### Source material ###
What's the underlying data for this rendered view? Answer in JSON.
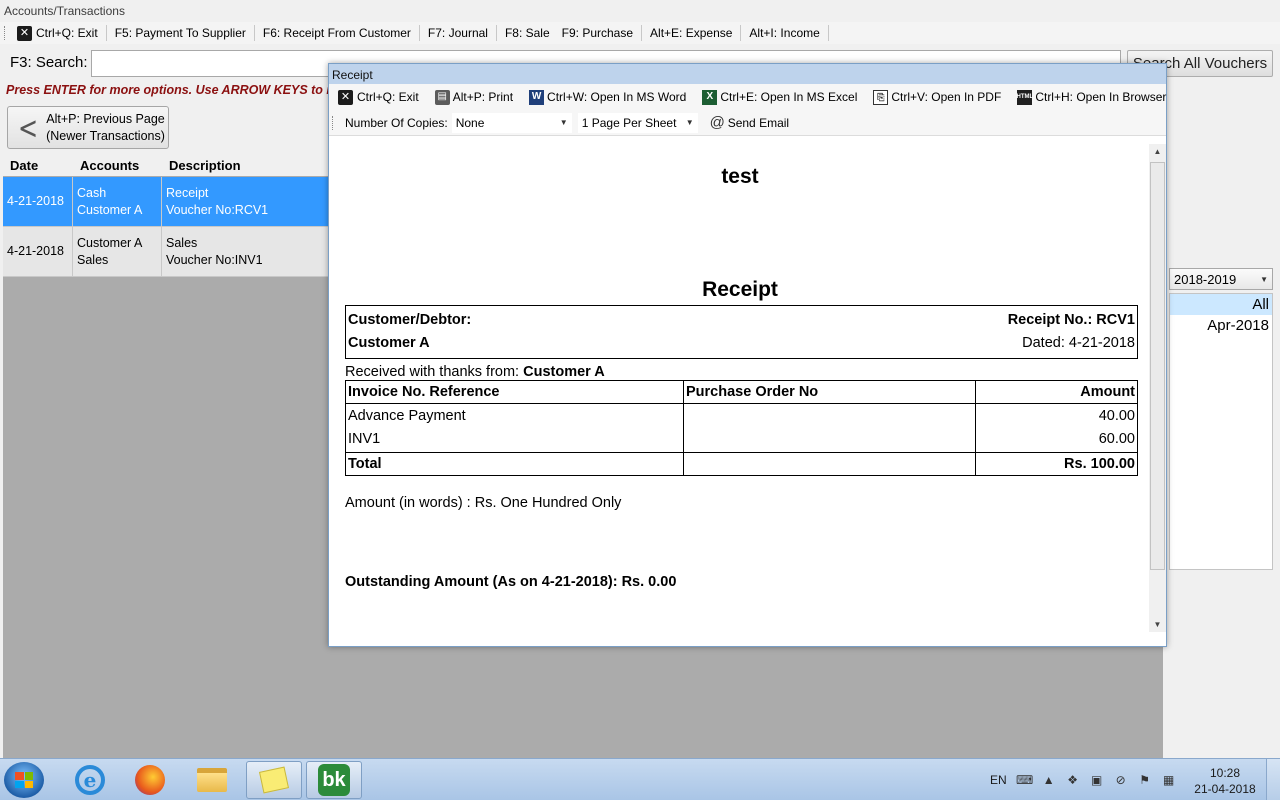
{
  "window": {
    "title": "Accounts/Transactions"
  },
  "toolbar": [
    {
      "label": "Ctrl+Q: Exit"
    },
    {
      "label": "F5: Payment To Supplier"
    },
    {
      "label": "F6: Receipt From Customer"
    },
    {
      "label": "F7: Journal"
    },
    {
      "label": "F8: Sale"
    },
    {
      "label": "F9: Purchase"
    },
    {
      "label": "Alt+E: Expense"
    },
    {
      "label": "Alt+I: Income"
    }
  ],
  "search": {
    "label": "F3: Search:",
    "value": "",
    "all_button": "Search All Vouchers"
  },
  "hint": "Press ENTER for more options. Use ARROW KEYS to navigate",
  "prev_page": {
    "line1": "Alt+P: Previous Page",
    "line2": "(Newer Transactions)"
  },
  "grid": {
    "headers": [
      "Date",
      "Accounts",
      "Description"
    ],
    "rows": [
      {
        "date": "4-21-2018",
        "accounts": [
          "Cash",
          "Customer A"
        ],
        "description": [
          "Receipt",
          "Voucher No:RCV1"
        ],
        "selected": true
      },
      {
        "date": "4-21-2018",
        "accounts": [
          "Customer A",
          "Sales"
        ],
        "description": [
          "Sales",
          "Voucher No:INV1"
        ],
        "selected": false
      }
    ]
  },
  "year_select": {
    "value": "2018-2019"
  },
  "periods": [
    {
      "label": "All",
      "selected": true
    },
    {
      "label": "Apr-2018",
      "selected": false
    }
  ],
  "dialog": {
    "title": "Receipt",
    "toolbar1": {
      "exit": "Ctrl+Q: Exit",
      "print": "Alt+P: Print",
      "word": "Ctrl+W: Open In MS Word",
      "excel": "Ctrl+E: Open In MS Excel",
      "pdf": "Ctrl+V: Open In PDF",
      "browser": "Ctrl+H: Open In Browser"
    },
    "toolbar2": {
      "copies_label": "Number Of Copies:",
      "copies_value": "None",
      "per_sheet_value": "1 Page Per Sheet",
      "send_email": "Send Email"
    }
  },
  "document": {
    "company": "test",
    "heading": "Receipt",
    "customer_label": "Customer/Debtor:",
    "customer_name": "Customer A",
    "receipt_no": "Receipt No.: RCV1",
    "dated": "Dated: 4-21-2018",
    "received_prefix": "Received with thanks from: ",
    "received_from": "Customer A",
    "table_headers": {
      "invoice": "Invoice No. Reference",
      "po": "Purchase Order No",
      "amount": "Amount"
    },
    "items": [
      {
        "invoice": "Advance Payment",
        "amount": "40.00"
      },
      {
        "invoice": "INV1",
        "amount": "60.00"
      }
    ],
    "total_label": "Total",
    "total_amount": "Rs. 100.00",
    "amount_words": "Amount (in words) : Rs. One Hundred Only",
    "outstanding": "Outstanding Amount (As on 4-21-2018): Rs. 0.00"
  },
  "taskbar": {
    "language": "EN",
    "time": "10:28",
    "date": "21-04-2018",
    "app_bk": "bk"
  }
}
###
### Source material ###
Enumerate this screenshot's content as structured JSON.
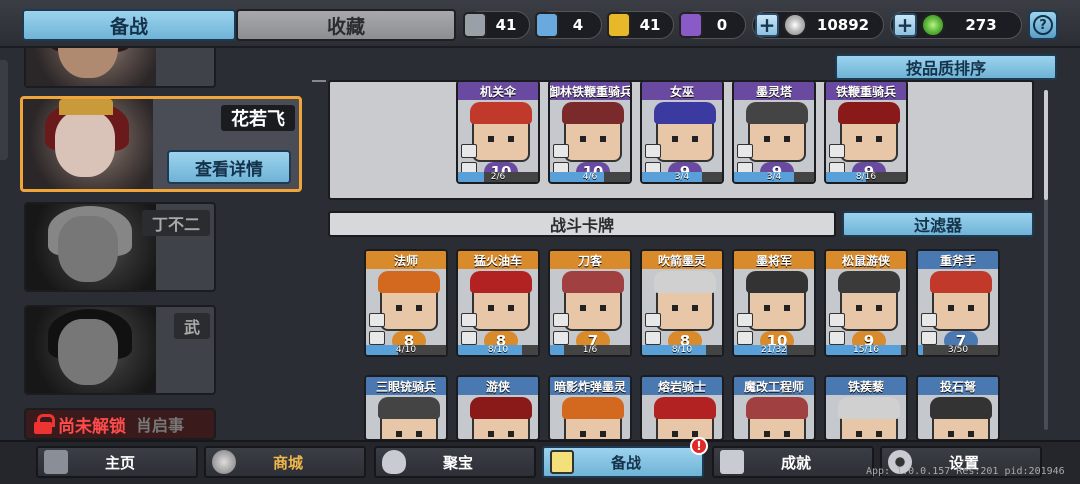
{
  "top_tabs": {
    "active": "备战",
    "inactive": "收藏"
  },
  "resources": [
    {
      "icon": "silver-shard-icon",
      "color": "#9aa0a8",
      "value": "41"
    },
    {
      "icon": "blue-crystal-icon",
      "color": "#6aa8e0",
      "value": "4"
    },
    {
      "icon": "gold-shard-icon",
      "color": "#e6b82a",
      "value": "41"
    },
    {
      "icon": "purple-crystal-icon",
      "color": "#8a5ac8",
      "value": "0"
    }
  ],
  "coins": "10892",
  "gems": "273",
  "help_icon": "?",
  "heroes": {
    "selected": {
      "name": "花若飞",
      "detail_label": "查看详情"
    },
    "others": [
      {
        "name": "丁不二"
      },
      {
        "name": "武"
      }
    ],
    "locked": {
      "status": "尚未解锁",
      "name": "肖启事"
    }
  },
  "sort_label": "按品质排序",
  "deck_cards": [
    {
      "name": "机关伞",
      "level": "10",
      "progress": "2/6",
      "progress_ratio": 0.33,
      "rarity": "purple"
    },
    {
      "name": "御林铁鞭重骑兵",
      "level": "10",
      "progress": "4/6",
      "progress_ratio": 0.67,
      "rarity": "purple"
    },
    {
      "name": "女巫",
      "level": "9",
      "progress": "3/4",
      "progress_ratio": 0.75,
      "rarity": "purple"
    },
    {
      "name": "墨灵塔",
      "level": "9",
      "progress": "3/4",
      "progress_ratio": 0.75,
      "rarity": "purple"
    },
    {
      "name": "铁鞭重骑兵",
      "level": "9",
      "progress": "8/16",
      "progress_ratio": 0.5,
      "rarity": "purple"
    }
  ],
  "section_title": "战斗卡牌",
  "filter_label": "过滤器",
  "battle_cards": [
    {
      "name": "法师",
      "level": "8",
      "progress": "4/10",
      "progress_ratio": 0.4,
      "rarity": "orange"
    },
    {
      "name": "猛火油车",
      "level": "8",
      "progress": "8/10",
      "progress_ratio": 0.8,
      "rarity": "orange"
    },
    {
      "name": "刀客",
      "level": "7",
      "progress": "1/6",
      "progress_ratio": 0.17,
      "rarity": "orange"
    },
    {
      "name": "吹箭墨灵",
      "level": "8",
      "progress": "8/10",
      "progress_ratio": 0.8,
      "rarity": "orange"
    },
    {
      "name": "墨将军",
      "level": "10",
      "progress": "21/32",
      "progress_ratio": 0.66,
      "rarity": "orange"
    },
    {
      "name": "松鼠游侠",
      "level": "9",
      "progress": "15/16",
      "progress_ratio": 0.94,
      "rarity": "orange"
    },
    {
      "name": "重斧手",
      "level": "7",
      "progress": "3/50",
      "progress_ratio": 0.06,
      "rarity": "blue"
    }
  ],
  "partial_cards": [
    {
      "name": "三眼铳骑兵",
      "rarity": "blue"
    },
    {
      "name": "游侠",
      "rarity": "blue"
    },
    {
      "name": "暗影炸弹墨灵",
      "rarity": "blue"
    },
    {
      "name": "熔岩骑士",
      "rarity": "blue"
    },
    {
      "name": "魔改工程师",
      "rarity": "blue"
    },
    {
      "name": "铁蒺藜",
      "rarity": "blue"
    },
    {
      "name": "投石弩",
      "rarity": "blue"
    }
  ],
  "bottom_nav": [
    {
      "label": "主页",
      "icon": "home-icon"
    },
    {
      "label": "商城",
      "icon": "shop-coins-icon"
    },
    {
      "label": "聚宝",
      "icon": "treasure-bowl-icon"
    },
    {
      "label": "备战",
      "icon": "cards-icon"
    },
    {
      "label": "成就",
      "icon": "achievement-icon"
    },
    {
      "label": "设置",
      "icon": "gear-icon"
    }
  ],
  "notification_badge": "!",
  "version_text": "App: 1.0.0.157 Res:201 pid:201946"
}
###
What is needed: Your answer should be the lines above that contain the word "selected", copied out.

Exercise response:
        "selected": true
        "selected": false
      "selected": true
      "selected": false
    "selected": {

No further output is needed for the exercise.